Task objective: An exact copy of every entry below is needed.
** Opening Supplied entries block **
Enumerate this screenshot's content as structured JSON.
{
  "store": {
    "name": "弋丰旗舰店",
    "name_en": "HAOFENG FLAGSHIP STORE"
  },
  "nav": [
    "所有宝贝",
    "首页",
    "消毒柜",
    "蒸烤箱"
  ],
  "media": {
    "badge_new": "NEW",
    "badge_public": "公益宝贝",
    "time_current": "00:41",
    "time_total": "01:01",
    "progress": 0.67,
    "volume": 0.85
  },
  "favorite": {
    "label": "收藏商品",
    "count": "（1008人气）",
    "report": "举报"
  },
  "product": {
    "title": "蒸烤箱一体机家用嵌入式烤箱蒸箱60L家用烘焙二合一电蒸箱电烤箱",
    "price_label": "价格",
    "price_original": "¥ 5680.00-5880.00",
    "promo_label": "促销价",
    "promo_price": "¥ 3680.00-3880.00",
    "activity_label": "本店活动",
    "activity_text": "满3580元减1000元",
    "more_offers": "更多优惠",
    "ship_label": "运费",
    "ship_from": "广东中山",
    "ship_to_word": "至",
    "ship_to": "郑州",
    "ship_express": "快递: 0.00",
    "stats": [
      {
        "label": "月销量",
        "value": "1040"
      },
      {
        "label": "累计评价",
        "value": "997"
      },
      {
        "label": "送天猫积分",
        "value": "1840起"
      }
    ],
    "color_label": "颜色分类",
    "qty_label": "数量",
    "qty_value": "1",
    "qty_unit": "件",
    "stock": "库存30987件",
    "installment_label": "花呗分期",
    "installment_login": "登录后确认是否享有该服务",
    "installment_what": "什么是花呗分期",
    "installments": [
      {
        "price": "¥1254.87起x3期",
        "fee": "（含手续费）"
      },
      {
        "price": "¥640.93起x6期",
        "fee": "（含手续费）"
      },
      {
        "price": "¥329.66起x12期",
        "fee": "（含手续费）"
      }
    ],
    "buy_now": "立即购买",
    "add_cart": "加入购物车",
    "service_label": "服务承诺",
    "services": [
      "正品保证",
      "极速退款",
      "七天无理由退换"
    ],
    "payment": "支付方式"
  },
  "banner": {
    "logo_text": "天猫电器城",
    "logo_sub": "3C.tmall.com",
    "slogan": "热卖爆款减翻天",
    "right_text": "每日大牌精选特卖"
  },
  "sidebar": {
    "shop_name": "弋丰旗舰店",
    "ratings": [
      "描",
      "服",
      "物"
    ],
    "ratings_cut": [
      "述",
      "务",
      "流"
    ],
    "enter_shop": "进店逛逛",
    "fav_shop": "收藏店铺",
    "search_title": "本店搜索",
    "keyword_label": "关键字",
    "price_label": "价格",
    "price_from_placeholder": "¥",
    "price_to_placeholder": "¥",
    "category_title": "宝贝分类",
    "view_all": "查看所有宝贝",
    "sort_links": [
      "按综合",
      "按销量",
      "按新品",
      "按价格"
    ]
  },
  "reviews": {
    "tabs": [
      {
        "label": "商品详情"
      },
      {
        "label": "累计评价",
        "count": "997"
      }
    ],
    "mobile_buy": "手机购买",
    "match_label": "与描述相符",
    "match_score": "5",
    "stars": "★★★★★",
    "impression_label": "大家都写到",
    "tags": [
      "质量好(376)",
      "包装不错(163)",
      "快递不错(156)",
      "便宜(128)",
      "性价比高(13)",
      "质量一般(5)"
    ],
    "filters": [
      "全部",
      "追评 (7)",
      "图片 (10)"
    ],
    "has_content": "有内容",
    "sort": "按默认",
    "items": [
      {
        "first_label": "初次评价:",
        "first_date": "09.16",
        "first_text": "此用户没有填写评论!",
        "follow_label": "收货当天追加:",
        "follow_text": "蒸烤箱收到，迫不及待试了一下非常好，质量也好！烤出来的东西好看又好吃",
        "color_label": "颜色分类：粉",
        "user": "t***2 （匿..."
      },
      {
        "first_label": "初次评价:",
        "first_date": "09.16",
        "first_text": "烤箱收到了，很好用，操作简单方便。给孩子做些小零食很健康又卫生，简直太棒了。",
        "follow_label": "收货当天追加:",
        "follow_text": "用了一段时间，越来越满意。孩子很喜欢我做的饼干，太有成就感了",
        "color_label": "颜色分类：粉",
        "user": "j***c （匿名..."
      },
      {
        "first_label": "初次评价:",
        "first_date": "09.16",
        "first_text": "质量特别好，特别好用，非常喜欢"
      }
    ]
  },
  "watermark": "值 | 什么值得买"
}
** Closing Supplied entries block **
Task result:
Enumerate this screenshot's content as structured JSON.
{
  "store": {
    "name": "弋丰旗舰店",
    "name_en": "HAOFENG FLAGSHIP STORE"
  },
  "nav": [
    "所有宝贝",
    "首页",
    "消毒柜",
    "蒸烤箱"
  ],
  "media": {
    "badge_new": "NEW",
    "badge_public": "公益宝贝",
    "time_current": "00:41",
    "time_total": "01:01",
    "progress": 0.67,
    "volume": 0.85
  },
  "favorite": {
    "label": "收藏商品",
    "count": "（1008人气）",
    "report": "举报"
  },
  "product": {
    "title": "蒸烤箱一体机家用嵌入式烤箱蒸箱60L家用烘焙二合一电蒸箱电烤箱",
    "price_label": "价格",
    "price_original": "¥ 5680.00-5880.00",
    "promo_label": "促销价",
    "promo_price": "¥ 3680.00-3880.00",
    "activity_label": "本店活动",
    "activity_text": "满3580元减1000元",
    "more_offers": "更多优惠",
    "ship_label": "运费",
    "ship_from": "广东中山",
    "ship_to_word": "至",
    "ship_to": "郑州",
    "ship_express": "快递: 0.00",
    "stats": [
      {
        "label": "月销量",
        "value": "1040"
      },
      {
        "label": "累计评价",
        "value": "997"
      },
      {
        "label": "送天猫积分",
        "value": "1840起"
      }
    ],
    "color_label": "颜色分类",
    "qty_label": "数量",
    "qty_value": "1",
    "qty_unit": "件",
    "stock": "库存30987件",
    "installment_label": "花呗分期",
    "installment_login": "登录后确认是否享有该服务",
    "installment_what": "什么是花呗分期",
    "installments": [
      {
        "price": "¥1254.87起x3期",
        "fee": "（含手续费）"
      },
      {
        "price": "¥640.93起x6期",
        "fee": "（含手续费）"
      },
      {
        "price": "¥329.66起x12期",
        "fee": "（含手续费）"
      }
    ],
    "buy_now": "立即购买",
    "add_cart": "加入购物车",
    "service_label": "服务承诺",
    "services": [
      "正品保证",
      "极速退款",
      "七天无理由退换"
    ],
    "payment": "支付方式"
  },
  "banner": {
    "logo_text": "天猫电器城",
    "logo_sub": "3C.tmall.com",
    "slogan": "热卖爆款减翻天",
    "right_text": "每日大牌精选特卖"
  },
  "sidebar": {
    "shop_name": "弋丰旗舰店",
    "ratings": [
      "描",
      "服",
      "物"
    ],
    "ratings_cut": [
      "述",
      "务",
      "流"
    ],
    "enter_shop": "进店逛逛",
    "fav_shop": "收藏店铺",
    "search_title": "本店搜索",
    "keyword_label": "关键字",
    "price_label": "价格",
    "price_from_placeholder": "¥",
    "price_to_placeholder": "¥",
    "category_title": "宝贝分类",
    "view_all": "查看所有宝贝",
    "sort_links": [
      "按综合",
      "按销量",
      "按新品",
      "按价格"
    ]
  },
  "reviews": {
    "tabs": [
      {
        "label": "商品详情"
      },
      {
        "label": "累计评价",
        "count": "997"
      }
    ],
    "mobile_buy": "手机购买",
    "match_label": "与描述相符",
    "match_score": "5",
    "stars": "★★★★★",
    "impression_label": "大家都写到",
    "tags": [
      "质量好(376)",
      "包装不错(163)",
      "快递不错(156)",
      "便宜(128)",
      "性价比高(13)",
      "质量一般(5)"
    ],
    "filters": [
      "全部",
      "追评 (7)",
      "图片 (10)"
    ],
    "has_content": "有内容",
    "sort": "按默认",
    "items": [
      {
        "first_label": "初次评价:",
        "first_date": "09.16",
        "first_text": "此用户没有填写评论!",
        "follow_label": "收货当天追加:",
        "follow_text": "蒸烤箱收到，迫不及待试了一下非常好，质量也好！烤出来的东西好看又好吃",
        "color_label": "颜色分类：粉",
        "user": "t***2 （匿..."
      },
      {
        "first_label": "初次评价:",
        "first_date": "09.16",
        "first_text": "烤箱收到了，很好用，操作简单方便。给孩子做些小零食很健康又卫生，简直太棒了。",
        "follow_label": "收货当天追加:",
        "follow_text": "用了一段时间，越来越满意。孩子很喜欢我做的饼干，太有成就感了",
        "color_label": "颜色分类：粉",
        "user": "j***c （匿名..."
      },
      {
        "first_label": "初次评价:",
        "first_date": "09.16",
        "first_text": "质量特别好，特别好用，非常喜欢"
      }
    ]
  },
  "watermark": "值 | 什么值得买"
}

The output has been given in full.